FTL then filed a motion to seal, seeking to seal the case, prohibiting public access to the documents filed in the case and the names of the parties. In its motion, FTL asserted that sealing the entire case was warranted pursuant to the Rules Governing Sealing and Redacting Court Records (SRCR) 3(4)(h) because the parties quickly resolved the case; FTL's reputation could be damaged if potential clients discovered the case, despite the fact that it was a mere misunderstanding between the parties; FTL was involved in other litigation and believed the opposing parties in that case may attempt to contact Blackout to "harass and/or coerce them;" and because FTL had partnerships with politically driven companies and wanted to prevent any inquiries into this matter….
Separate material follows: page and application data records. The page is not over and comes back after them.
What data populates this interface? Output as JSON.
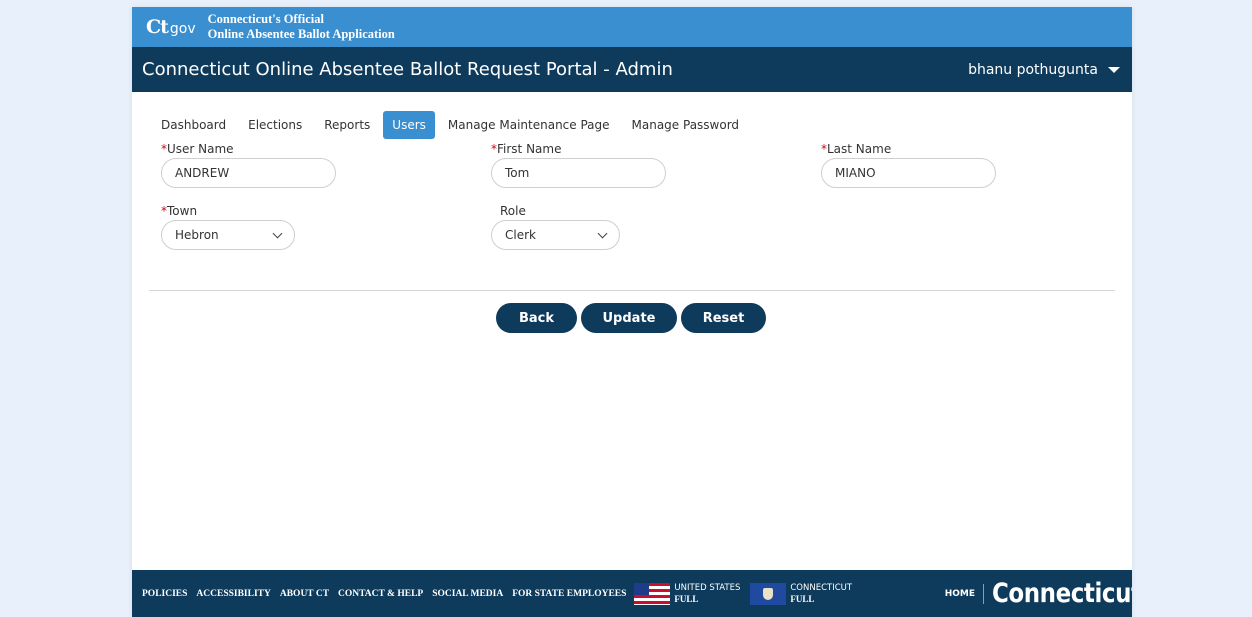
{
  "brand": {
    "logo_main": "Ct",
    "logo_sub": "gov",
    "line1": "Connecticut's Official",
    "line2": "Online Absentee Ballot Application"
  },
  "header": {
    "title": "Connecticut Online Absentee Ballot Request Portal - Admin",
    "user_name": "bhanu pothugunta"
  },
  "tabs": [
    {
      "label": "Dashboard",
      "active": false
    },
    {
      "label": "Elections",
      "active": false
    },
    {
      "label": "Reports",
      "active": false
    },
    {
      "label": "Users",
      "active": true
    },
    {
      "label": "Manage Maintenance Page",
      "active": false
    },
    {
      "label": "Manage Password",
      "active": false
    }
  ],
  "form": {
    "user_name": {
      "required": "*",
      "label": "User Name",
      "value": "ANDREW"
    },
    "first_name": {
      "required": "*",
      "label": "First Name",
      "value": "Tom"
    },
    "last_name": {
      "required": "*",
      "label": "Last Name",
      "value": "MIANO"
    },
    "town": {
      "required": "*",
      "label": "Town",
      "value": "Hebron"
    },
    "role": {
      "label": "Role",
      "value": "Clerk"
    }
  },
  "actions": {
    "back": "Back",
    "update": "Update",
    "reset": "Reset"
  },
  "footer": {
    "links": [
      "POLICIES",
      "ACCESSIBILITY",
      "ABOUT CT",
      "CONTACT & HELP",
      "SOCIAL MEDIA",
      "FOR STATE EMPLOYEES"
    ],
    "us_flag": {
      "line1": "UNITED STATES",
      "line2": "FULL"
    },
    "ct_flag": {
      "line1": "CONNECTICUT",
      "line2": "FULL"
    },
    "home": "HOME",
    "wordmark": "Connecticut"
  },
  "colors": {
    "navy": "#0e3a5c",
    "blue": "#3a8fd1",
    "required": "#d0021b",
    "background": "#e8f1fb"
  }
}
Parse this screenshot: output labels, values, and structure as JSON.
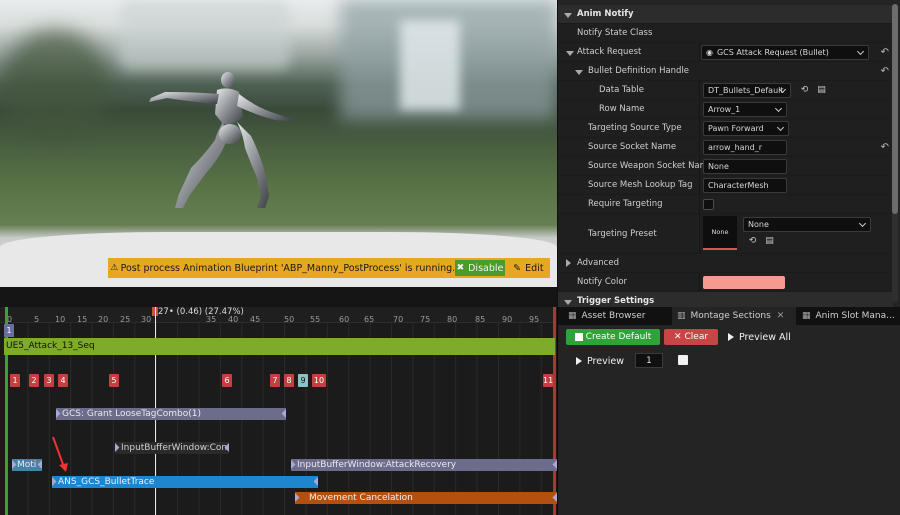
{
  "viewport": {
    "notification": {
      "message": "Post process Animation Blueprint 'ABP_Manny_PostProcess' is running.",
      "disable_label": "Disable",
      "edit_label": "Edit",
      "color": "#e6a821"
    }
  },
  "timeline": {
    "ruler_ticks": [
      "0",
      "5",
      "10",
      "15",
      "20",
      "25",
      "30",
      "35",
      "40",
      "45",
      "50",
      "55",
      "60",
      "65",
      "70",
      "75",
      "80",
      "85",
      "90",
      "95"
    ],
    "playhead_label": "27• (0.46) (27.47%)",
    "section_index": "1",
    "segment_name": "UE5_Attack_13_Seq",
    "notify_markers": [
      "1",
      "2",
      "3",
      "4",
      "5",
      "6",
      "7",
      "8",
      "9",
      "10",
      "11"
    ],
    "selected_marker": "9",
    "notify_states": [
      {
        "label": "GCS: Grant LooseTagCombo(1)"
      },
      {
        "label": "InputBufferWindow:Combo"
      },
      {
        "label": "Moti"
      },
      {
        "label": "InputBufferWindow:AttackRecovery"
      },
      {
        "label": "ANS_GCS_BulletTrace"
      },
      {
        "label": "Movement Cancelation"
      }
    ]
  },
  "details": {
    "section_title": "Anim Notify",
    "rows": {
      "notify_state_class": "Notify State Class",
      "attack_request": "Attack Request",
      "attack_request_value": "GCS Attack Request (Bullet)",
      "bullet_def": "Bullet Definition Handle",
      "data_table": "Data Table",
      "data_table_value": "DT_Bullets_Default",
      "row_name": "Row Name",
      "row_name_value": "Arrow_1",
      "targeting_source_type": "Targeting Source Type",
      "targeting_source_type_value": "Pawn Forward",
      "source_socket_name": "Source Socket Name",
      "source_socket_name_value": "arrow_hand_r",
      "source_weapon_socket_name": "Source Weapon Socket Name",
      "source_weapon_socket_name_value": "None",
      "source_mesh_lookup_tag": "Source Mesh Lookup Tag",
      "source_mesh_lookup_tag_value": "CharacterMesh",
      "require_targeting": "Require Targeting",
      "targeting_preset": "Targeting Preset",
      "targeting_preset_thumb": "None",
      "targeting_preset_value": "None",
      "advanced": "Advanced",
      "notify_color": "Notify Color",
      "notify_color_value": "#f59a8e",
      "trigger_settings": "Trigger Settings"
    }
  },
  "bottom_panel": {
    "tabs": [
      "Asset Browser",
      "Montage Sections",
      "Anim Slot Mana..."
    ],
    "active_tab": "Montage Sections",
    "create_default_label": "Create Default",
    "clear_label": "Clear",
    "preview_all_label": "Preview All",
    "preview_label": "Preview",
    "section_number": "1"
  }
}
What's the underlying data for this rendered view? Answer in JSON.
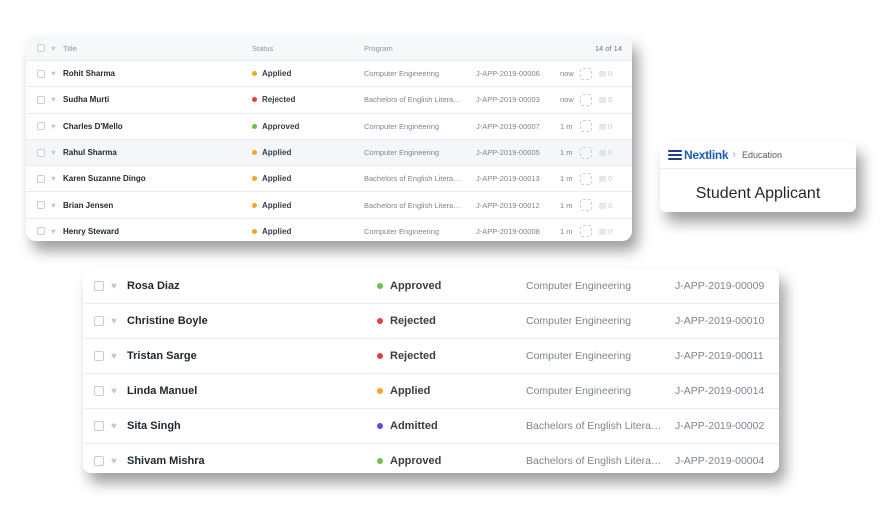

On appeal, FTL challenges the district court's order denying its motion …. "All court records in civil actions are available to the public, except as otherwise provided in [the SRCR] or by statute." And pursuant to SRCR 3(4), the district court may seal records in a civil action if it finds compelling circumstances demonstrating that privacy or safety interests outweigh the public's interest in access to the court record.
Here, the district court considered FTL's stated reasons for requesting to seal the case but concluded that they were insufficient to demonstrate compelling circumstances warranting the same. And based on our review of the record, we cannot conclude that the district court abused its discretion in making this determination.
Moreover, regardless of whether FTL's stated reasons for seeking sealing were sufficient to demonstrate compelling circumstances under SRCR 3(4), its motion was otherwise deficient, such that the district court did not abuse its discretion in denying it, as the motion impermissibly sought to seal the entire case. SRCR 3(5)(c) (providing that "[u]nder no circumstances shall the court seal an entire court file" and that, at a minimum, the names of the parties and certain other information must be available for public viewing).
For a similar decision rejecting the sealing of the Complaint in a quickly settled case, see Bernstein v. Bernstein Litowitz Berger & Grossmann LLP (2d Cir. 2016).